A new patent granted to Apple could eliminate issues with incompatible cables and adapters should the technology ever appear in the real world.
The U.S. patent awarded today -- No. 8,280,465 -- describes the ways in which a wireless adapter could interface between a device and an accessory.
Such an adapter could include one wireless interface to talk to the device and a second wireless interface to talk to the accessory. The adapter would be able to handle different wireless protocols, such as Bluetooth and Wi-Fi.
"A user may encounter a situation where she has multiple portable media players but one or more of these portable media players are incompatible with one of her accessories," Apple stated in the patent filing. "It may be undesirable to acquire more than one such accessory, not only due to cost reasons, but also because of other concerns, such as limited space...Thus, what is needed are circuits, methods, and apparatus that provide compatibility among incompatible accessories and portable media players.
Apple has run into criticism over its own incompatibilities with its new Lighting interface.
More compact than the traditional 30-pin adapter, Lighting requires special $39 and $29 adapters to connect the new iPhone to existing accessories.
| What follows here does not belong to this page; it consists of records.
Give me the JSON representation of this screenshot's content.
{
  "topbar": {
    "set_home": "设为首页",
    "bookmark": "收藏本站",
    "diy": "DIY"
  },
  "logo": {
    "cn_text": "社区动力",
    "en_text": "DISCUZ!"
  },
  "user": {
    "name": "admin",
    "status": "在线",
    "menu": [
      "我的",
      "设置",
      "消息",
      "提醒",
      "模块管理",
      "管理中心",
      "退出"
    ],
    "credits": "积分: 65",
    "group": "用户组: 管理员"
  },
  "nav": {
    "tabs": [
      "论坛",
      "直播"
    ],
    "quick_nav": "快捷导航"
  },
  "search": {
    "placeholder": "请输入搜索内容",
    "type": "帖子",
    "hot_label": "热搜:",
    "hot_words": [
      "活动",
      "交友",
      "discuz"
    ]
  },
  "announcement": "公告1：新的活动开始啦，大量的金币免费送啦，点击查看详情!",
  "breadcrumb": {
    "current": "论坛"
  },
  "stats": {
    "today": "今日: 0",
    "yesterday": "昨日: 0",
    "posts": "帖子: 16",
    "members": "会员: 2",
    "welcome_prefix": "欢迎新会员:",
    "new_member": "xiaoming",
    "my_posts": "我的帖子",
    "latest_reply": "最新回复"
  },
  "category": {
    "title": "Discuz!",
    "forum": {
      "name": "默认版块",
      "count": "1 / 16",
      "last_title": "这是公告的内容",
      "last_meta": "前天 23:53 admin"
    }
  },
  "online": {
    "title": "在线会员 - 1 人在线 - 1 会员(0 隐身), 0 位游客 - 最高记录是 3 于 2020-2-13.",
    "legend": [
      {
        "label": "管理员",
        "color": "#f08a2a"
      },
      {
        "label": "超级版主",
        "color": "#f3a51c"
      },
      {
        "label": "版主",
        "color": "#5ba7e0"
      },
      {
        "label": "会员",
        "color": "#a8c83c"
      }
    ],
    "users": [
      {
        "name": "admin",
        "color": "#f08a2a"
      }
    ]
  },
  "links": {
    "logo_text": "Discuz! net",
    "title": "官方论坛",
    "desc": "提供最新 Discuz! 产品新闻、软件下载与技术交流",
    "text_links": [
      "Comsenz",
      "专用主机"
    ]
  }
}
Users who want to plug their iPhones into their TVs or computer monitors also would reportedly need to buy HDMI or VGA adapters.
The technology described in the patent would let devices with different interfaces communicate with one other, thus reducing the need to buy a host of physical cables.